● TASK GOAL:
Beginning with the first entry, print all the records exactly.
===== INFORMATION SUPPLIED =====
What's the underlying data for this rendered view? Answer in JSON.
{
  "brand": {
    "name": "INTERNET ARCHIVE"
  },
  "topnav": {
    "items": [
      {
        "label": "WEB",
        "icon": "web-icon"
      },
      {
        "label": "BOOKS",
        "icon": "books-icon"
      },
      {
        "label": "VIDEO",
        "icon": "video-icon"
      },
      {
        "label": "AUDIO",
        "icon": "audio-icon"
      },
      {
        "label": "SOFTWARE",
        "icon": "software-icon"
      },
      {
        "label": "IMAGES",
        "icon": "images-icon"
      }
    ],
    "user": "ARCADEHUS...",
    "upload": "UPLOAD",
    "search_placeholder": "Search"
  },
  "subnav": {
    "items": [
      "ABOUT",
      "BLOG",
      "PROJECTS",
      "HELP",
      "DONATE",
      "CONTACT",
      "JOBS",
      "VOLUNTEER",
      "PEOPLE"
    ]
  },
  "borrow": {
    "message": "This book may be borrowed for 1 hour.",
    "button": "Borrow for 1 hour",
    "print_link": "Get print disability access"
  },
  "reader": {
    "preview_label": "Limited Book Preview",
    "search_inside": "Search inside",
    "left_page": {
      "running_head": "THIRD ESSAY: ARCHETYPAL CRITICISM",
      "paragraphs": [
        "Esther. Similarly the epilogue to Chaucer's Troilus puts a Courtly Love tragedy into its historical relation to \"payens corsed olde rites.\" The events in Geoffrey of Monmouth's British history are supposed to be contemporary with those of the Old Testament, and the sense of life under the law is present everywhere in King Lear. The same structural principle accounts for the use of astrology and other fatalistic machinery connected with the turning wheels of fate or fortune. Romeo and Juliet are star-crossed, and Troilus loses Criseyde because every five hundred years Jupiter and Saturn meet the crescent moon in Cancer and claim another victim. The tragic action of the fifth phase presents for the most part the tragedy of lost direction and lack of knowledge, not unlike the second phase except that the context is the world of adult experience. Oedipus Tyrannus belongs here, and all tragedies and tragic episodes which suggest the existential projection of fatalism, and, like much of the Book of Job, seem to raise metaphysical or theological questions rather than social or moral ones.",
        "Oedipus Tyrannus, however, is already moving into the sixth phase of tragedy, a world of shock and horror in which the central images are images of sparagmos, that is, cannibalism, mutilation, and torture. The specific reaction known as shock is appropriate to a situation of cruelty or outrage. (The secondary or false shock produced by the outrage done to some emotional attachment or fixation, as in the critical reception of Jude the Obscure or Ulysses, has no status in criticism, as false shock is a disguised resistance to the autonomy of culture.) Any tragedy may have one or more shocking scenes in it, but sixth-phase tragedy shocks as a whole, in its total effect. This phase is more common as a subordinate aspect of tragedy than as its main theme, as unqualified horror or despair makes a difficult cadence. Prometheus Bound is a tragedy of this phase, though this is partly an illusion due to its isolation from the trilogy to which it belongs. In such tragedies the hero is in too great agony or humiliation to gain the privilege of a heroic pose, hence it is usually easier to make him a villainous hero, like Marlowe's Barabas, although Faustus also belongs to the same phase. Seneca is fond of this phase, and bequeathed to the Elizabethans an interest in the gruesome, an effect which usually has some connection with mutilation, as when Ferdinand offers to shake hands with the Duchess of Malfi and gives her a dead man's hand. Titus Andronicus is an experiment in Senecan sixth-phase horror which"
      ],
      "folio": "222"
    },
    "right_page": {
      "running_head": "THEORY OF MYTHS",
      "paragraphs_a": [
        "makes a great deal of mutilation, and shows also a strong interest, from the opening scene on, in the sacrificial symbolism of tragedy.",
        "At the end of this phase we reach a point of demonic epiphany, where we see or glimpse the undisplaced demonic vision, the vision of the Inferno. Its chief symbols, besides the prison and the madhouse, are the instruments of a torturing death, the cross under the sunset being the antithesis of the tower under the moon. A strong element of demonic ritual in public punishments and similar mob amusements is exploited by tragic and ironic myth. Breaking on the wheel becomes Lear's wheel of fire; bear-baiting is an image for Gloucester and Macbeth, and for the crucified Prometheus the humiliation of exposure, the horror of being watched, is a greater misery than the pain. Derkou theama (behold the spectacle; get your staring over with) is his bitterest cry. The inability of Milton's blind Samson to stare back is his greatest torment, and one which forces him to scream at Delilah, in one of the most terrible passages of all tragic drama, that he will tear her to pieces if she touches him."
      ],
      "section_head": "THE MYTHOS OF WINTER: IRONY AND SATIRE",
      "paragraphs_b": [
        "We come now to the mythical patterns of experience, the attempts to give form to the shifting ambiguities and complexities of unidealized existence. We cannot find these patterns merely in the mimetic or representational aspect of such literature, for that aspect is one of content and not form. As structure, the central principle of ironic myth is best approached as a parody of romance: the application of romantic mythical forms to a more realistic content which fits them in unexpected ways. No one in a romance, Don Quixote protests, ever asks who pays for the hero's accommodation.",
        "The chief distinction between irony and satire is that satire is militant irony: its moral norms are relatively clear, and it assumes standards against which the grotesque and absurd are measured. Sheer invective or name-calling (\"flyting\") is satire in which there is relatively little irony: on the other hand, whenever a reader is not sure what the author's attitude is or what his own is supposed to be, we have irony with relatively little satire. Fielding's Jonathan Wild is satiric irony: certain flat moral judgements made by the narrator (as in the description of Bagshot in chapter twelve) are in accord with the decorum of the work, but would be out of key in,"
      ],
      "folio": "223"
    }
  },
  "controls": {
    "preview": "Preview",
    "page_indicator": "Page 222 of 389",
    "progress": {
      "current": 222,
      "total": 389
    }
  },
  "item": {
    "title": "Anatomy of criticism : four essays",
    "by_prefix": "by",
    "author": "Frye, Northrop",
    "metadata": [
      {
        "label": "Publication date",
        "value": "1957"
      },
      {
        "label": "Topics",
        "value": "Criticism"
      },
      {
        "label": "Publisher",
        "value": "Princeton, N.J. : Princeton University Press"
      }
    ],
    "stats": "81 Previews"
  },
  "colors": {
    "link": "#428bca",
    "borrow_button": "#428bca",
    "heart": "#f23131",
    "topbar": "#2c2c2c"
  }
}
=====
● EXPECTED OUTPUT:
What's the underlying data for this rendered view? Answer in JSON.
{
  "brand": {
    "name": "INTERNET ARCHIVE"
  },
  "topnav": {
    "items": [
      {
        "label": "WEB",
        "icon": "web-icon"
      },
      {
        "label": "BOOKS",
        "icon": "books-icon"
      },
      {
        "label": "VIDEO",
        "icon": "video-icon"
      },
      {
        "label": "AUDIO",
        "icon": "audio-icon"
      },
      {
        "label": "SOFTWARE",
        "icon": "software-icon"
      },
      {
        "label": "IMAGES",
        "icon": "images-icon"
      }
    ],
    "user": "ARCADEHUS...",
    "upload": "UPLOAD",
    "search_placeholder": "Search"
  },
  "subnav": {
    "items": [
      "ABOUT",
      "BLOG",
      "PROJECTS",
      "HELP",
      "DONATE",
      "CONTACT",
      "JOBS",
      "VOLUNTEER",
      "PEOPLE"
    ]
  },
  "borrow": {
    "message": "This book may be borrowed for 1 hour.",
    "button": "Borrow for 1 hour",
    "print_link": "Get print disability access"
  },
  "reader": {
    "preview_label": "Limited Book Preview",
    "search_inside": "Search inside",
    "left_page": {
      "running_head": "THIRD ESSAY: ARCHETYPAL CRITICISM",
      "paragraphs": [
        "Esther. Similarly the epilogue to Chaucer's Troilus puts a Courtly Love tragedy into its historical relation to \"payens corsed olde rites.\" The events in Geoffrey of Monmouth's British history are supposed to be contemporary with those of the Old Testament, and the sense of life under the law is present everywhere in King Lear. The same structural principle accounts for the use of astrology and other fatalistic machinery connected with the turning wheels of fate or fortune. Romeo and Juliet are star-crossed, and Troilus loses Criseyde because every five hundred years Jupiter and Saturn meet the crescent moon in Cancer and claim another victim. The tragic action of the fifth phase presents for the most part the tragedy of lost direction and lack of knowledge, not unlike the second phase except that the context is the world of adult experience. Oedipus Tyrannus belongs here, and all tragedies and tragic episodes which suggest the existential projection of fatalism, and, like much of the Book of Job, seem to raise metaphysical or theological questions rather than social or moral ones.",
        "Oedipus Tyrannus, however, is already moving into the sixth phase of tragedy, a world of shock and horror in which the central images are images of sparagmos, that is, cannibalism, mutilation, and torture. The specific reaction known as shock is appropriate to a situation of cruelty or outrage. (The secondary or false shock produced by the outrage done to some emotional attachment or fixation, as in the critical reception of Jude the Obscure or Ulysses, has no status in criticism, as false shock is a disguised resistance to the autonomy of culture.) Any tragedy may have one or more shocking scenes in it, but sixth-phase tragedy shocks as a whole, in its total effect. This phase is more common as a subordinate aspect of tragedy than as its main theme, as unqualified horror or despair makes a difficult cadence. Prometheus Bound is a tragedy of this phase, though this is partly an illusion due to its isolation from the trilogy to which it belongs. In such tragedies the hero is in too great agony or humiliation to gain the privilege of a heroic pose, hence it is usually easier to make him a villainous hero, like Marlowe's Barabas, although Faustus also belongs to the same phase. Seneca is fond of this phase, and bequeathed to the Elizabethans an interest in the gruesome, an effect which usually has some connection with mutilation, as when Ferdinand offers to shake hands with the Duchess of Malfi and gives her a dead man's hand. Titus Andronicus is an experiment in Senecan sixth-phase horror which"
      ],
      "folio": "222"
    },
    "right_page": {
      "running_head": "THEORY OF MYTHS",
      "paragraphs_a": [
        "makes a great deal of mutilation, and shows also a strong interest, from the opening scene on, in the sacrificial symbolism of tragedy.",
        "At the end of this phase we reach a point of demonic epiphany, where we see or glimpse the undisplaced demonic vision, the vision of the Inferno. Its chief symbols, besides the prison and the madhouse, are the instruments of a torturing death, the cross under the sunset being the antithesis of the tower under the moon. A strong element of demonic ritual in public punishments and similar mob amusements is exploited by tragic and ironic myth. Breaking on the wheel becomes Lear's wheel of fire; bear-baiting is an image for Gloucester and Macbeth, and for the crucified Prometheus the humiliation of exposure, the horror of being watched, is a greater misery than the pain. Derkou theama (behold the spectacle; get your staring over with) is his bitterest cry. The inability of Milton's blind Samson to stare back is his greatest torment, and one which forces him to scream at Delilah, in one of the most terrible passages of all tragic drama, that he will tear her to pieces if she touches him."
      ],
      "section_head": "THE MYTHOS OF WINTER: IRONY AND SATIRE",
      "paragraphs_b": [
        "We come now to the mythical patterns of experience, the attempts to give form to the shifting ambiguities and complexities of unidealized existence. We cannot find these patterns merely in the mimetic or representational aspect of such literature, for that aspect is one of content and not form. As structure, the central principle of ironic myth is best approached as a parody of romance: the application of romantic mythical forms to a more realistic content which fits them in unexpected ways. No one in a romance, Don Quixote protests, ever asks who pays for the hero's accommodation.",
        "The chief distinction between irony and satire is that satire is militant irony: its moral norms are relatively clear, and it assumes standards against which the grotesque and absurd are measured. Sheer invective or name-calling (\"flyting\") is satire in which there is relatively little irony: on the other hand, whenever a reader is not sure what the author's attitude is or what his own is supposed to be, we have irony with relatively little satire. Fielding's Jonathan Wild is satiric irony: certain flat moral judgements made by the narrator (as in the description of Bagshot in chapter twelve) are in accord with the decorum of the work, but would be out of key in,"
      ],
      "folio": "223"
    }
  },
  "controls": {
    "preview": "Preview",
    "page_indicator": "Page 222 of 389",
    "progress": {
      "current": 222,
      "total": 389
    }
  },
  "item": {
    "title": "Anatomy of criticism : four essays",
    "by_prefix": "by",
    "author": "Frye, Northrop",
    "metadata": [
      {
        "label": "Publication date",
        "value": "1957"
      },
      {
        "label": "Topics",
        "value": "Criticism"
      },
      {
        "label": "Publisher",
        "value": "Princeton, N.J. : Princeton University Press"
      }
    ],
    "stats": "81 Previews"
  },
  "colors": {
    "link": "#428bca",
    "borrow_button": "#428bca",
    "heart": "#f23131",
    "topbar": "#2c2c2c"
  }
}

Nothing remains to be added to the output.